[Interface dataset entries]
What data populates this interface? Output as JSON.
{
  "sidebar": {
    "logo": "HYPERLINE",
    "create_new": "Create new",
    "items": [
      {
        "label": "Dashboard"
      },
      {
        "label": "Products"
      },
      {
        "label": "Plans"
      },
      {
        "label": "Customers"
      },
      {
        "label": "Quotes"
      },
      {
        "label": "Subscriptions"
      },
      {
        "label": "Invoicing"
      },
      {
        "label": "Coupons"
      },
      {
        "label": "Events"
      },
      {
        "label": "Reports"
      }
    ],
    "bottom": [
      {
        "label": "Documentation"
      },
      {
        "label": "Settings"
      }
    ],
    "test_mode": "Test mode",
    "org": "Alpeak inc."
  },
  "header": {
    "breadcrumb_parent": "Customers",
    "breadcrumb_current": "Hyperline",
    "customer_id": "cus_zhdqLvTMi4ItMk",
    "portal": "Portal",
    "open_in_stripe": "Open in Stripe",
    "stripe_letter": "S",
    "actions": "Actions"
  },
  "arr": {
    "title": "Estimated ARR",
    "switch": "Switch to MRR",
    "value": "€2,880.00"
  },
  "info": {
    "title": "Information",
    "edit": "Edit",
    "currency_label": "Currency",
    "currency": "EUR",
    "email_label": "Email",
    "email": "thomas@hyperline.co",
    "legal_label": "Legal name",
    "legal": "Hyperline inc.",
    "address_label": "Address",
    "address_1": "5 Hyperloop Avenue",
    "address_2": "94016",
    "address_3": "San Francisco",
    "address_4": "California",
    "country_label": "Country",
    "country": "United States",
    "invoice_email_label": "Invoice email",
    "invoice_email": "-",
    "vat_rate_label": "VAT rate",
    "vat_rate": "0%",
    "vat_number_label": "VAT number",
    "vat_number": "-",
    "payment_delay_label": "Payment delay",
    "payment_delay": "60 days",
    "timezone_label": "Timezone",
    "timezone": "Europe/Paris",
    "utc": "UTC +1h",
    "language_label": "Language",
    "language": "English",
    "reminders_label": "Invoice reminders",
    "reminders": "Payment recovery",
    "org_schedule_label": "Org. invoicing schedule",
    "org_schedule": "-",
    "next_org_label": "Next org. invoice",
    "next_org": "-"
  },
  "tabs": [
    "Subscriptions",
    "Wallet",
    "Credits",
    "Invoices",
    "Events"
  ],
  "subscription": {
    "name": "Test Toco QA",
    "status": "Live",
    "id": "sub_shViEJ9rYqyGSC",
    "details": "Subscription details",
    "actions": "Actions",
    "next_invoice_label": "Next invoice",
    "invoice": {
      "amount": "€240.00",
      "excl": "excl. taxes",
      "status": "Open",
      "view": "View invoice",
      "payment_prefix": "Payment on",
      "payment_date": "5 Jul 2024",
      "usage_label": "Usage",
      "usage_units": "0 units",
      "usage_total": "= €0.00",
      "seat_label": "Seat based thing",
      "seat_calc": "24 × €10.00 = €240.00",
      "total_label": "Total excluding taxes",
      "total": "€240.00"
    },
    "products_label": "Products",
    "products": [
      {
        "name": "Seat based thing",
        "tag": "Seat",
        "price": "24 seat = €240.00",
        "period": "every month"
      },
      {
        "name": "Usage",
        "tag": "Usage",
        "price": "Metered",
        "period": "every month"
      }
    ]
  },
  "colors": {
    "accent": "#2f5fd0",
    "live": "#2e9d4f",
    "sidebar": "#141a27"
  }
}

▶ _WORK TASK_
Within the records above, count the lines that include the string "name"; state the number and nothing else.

▶ _EXERCISE RESPONSE_
4